When preparing rescue plans the configuration of the space will determine if non-entry rescue is feasible. It is important to get an idea of what opportunities and limitations are included in the immediate surroundings of the entry portals. What are the anchor opportunities? Is there room to operate the rescue systems or to stage breathing air equipment? Is there enough headroom to complete a vertical lift of a litter? Will an elevated rescue be required to get the victim to the ground once clear of the space? Where possible rescue should be performed as non-entry retrieval, or if rescuers need to enter the space to perform rescue, having a clear and comprehensive rescue plan goes a long way in ensuring a successful outcome. Once the rescue plans have been completed, they should become part of the confined space program and be updated and/or reviewed as conditions, team members or any other factor that may affect the plan change. But what about those spaces that are not clearly marked as confined spaces? Storage tanks, sewers, boilers, manholes, ship voids, tunnels, silos, vats and wells are locations that we commonly consider confined spaces. But there are also some areas, such as trenches (that have their own code) on a worksite and pits used to house control valves, which contain many hidden dangers.
Just because it is not marked as a confined space does not mean that workers should not exercise caution prior to entering. When you have identified a confined space or even an area you believe has the potential to be a confined space, you want to test the area appropriately before you or your workers go in, and make sure that you perform continuous monitoring to keep those who enter safe. Always remember that the gases within confined spaces will have their own molecular weight and will be found at different levels. That is why it is important to test the top, middle and bottom before entry is made. Also, do not get tunnel vision to get the job done quickly, it is more critical that the job gets done safely.
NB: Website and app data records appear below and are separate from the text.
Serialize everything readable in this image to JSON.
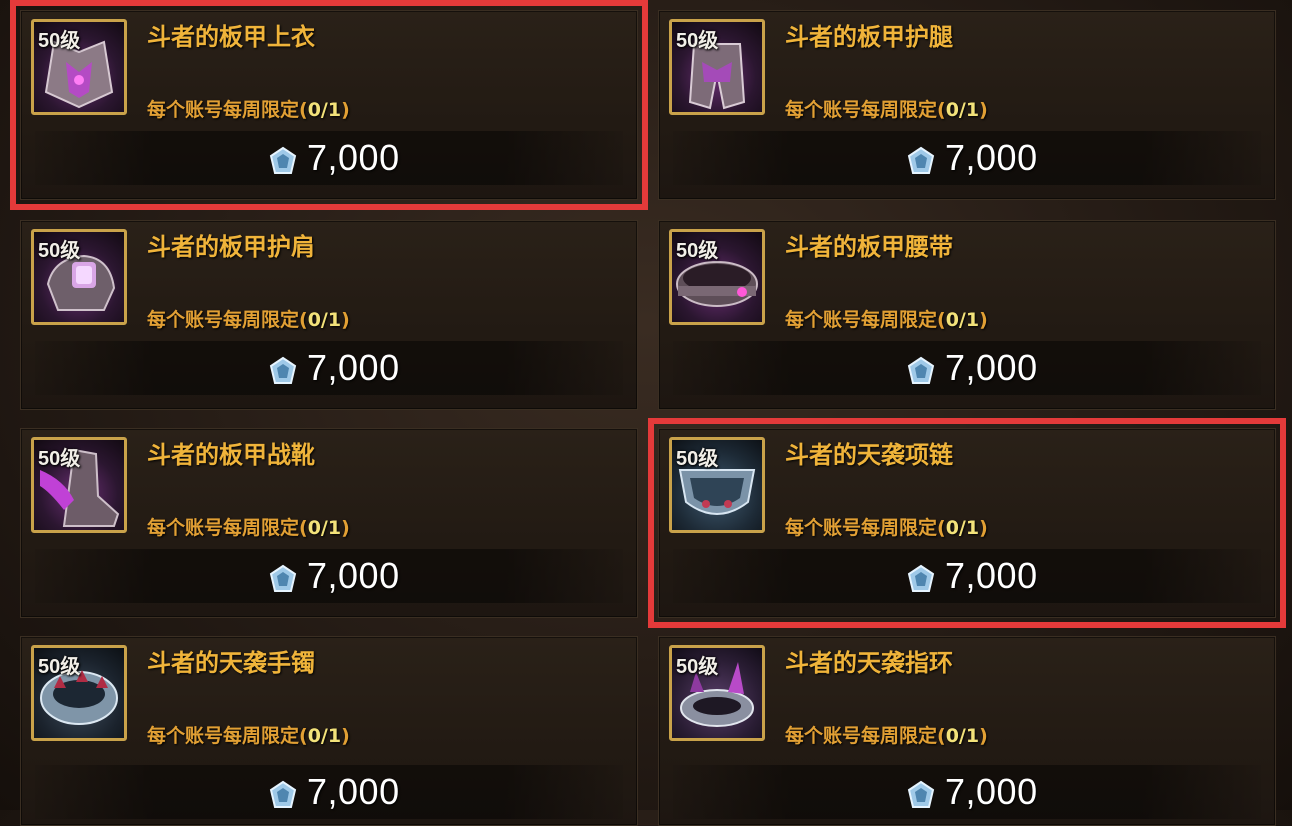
{
  "items": [
    {
      "level": "50级",
      "name": "斗者的板甲上衣",
      "limit_text": "每个账号每周限定(",
      "limit_count": "0/1",
      "limit_close": ")",
      "price": "7,000",
      "icon": "plate-chest-icon",
      "highlighted": true
    },
    {
      "level": "50级",
      "name": "斗者的板甲护腿",
      "limit_text": "每个账号每周限定(",
      "limit_count": "0/1",
      "limit_close": ")",
      "price": "7,000",
      "icon": "plate-legs-icon",
      "highlighted": false
    },
    {
      "level": "50级",
      "name": "斗者的板甲护肩",
      "limit_text": "每个账号每周限定(",
      "limit_count": "0/1",
      "limit_close": ")",
      "price": "7,000",
      "icon": "plate-shoulder-icon",
      "highlighted": false
    },
    {
      "level": "50级",
      "name": "斗者的板甲腰带",
      "limit_text": "每个账号每周限定(",
      "limit_count": "0/1",
      "limit_close": ")",
      "price": "7,000",
      "icon": "plate-belt-icon",
      "highlighted": false
    },
    {
      "level": "50级",
      "name": "斗者的板甲战靴",
      "limit_text": "每个账号每周限定(",
      "limit_count": "0/1",
      "limit_close": ")",
      "price": "7,000",
      "icon": "plate-boots-icon",
      "highlighted": false
    },
    {
      "level": "50级",
      "name": "斗者的天袭项链",
      "limit_text": "每个账号每周限定(",
      "limit_count": "0/1",
      "limit_close": ")",
      "price": "7,000",
      "icon": "necklace-icon",
      "highlighted": true
    },
    {
      "level": "50级",
      "name": "斗者的天袭手镯",
      "limit_text": "每个账号每周限定(",
      "limit_count": "0/1",
      "limit_close": ")",
      "price": "7,000",
      "icon": "bracelet-icon",
      "highlighted": false
    },
    {
      "level": "50级",
      "name": "斗者的天袭指环",
      "limit_text": "每个账号每周限定(",
      "limit_count": "0/1",
      "limit_close": ")",
      "price": "7,000",
      "icon": "ring-icon",
      "highlighted": false
    }
  ],
  "currency_icon": "crystal-currency-icon",
  "colors": {
    "highlight": "#e43a3a",
    "name": "#f0b43a",
    "limit": "#e2a034",
    "limit_count": "#f3e27a",
    "icon_frame": "#c9a24a"
  }
}
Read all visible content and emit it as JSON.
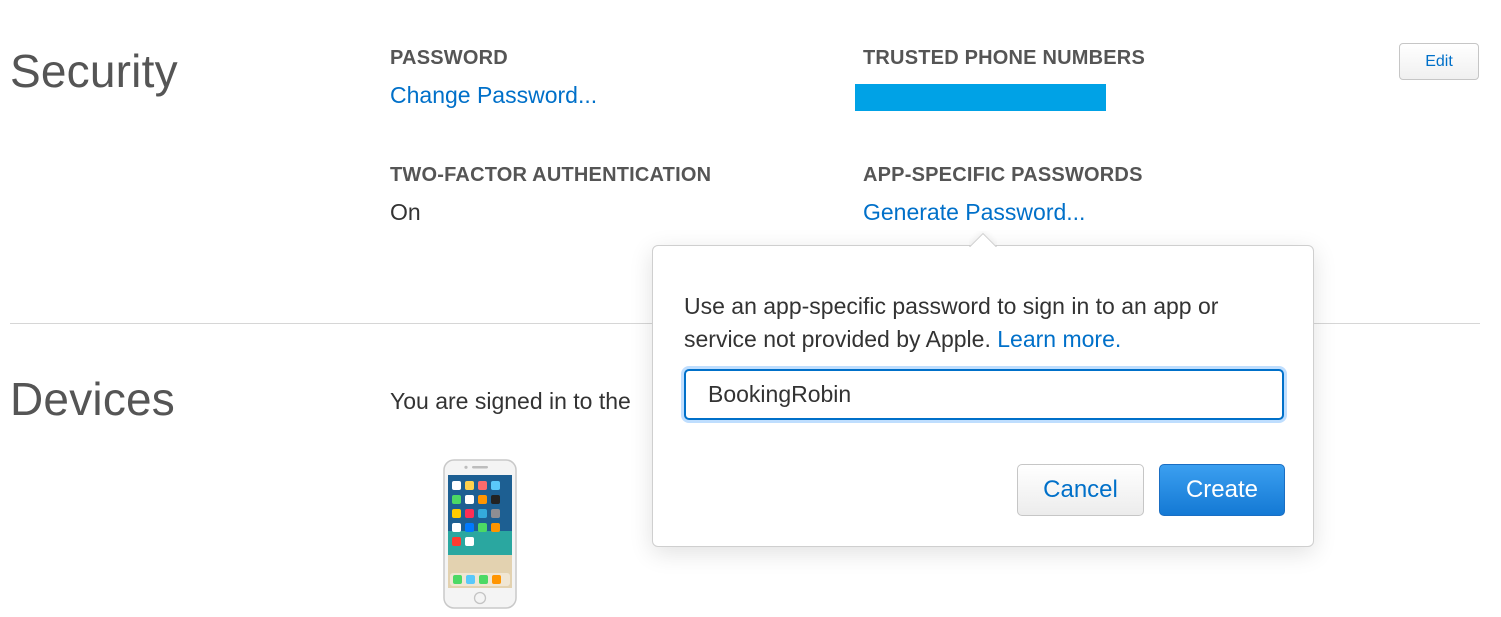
{
  "security": {
    "title": "Security",
    "edit_label": "Edit",
    "password": {
      "label": "PASSWORD",
      "link": "Change Password..."
    },
    "trusted_phone": {
      "label": "TRUSTED PHONE NUMBERS",
      "redaction_color": "#00a2e6"
    },
    "two_factor": {
      "label": "TWO-FACTOR AUTHENTICATION",
      "value": "On"
    },
    "app_specific": {
      "label": "APP-SPECIFIC PASSWORDS",
      "link": "Generate Password..."
    }
  },
  "devices": {
    "title": "Devices",
    "description_visible": "You are signed in to the",
    "device_icon": "iphone-icon"
  },
  "popover": {
    "message": "Use an app-specific password to sign in to an app or service not provided by Apple.",
    "learn_more": "Learn more.",
    "input_value": "BookingRobin",
    "cancel_label": "Cancel",
    "create_label": "Create"
  },
  "colors": {
    "accent": "#0070c9",
    "primary_button": "#1a85e0",
    "text": "#333333",
    "heading": "#555555"
  }
}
After reading this, I hope that the next time you walk down the street and take a look around, you see a few confined spaces you might not have noticed before.
Richard Millar is Chief Executive Officer of the Working at Height Association, which has had confined space as an area of focus since 2016.
Image credit: ©stock.adobe.com/au/Kings Access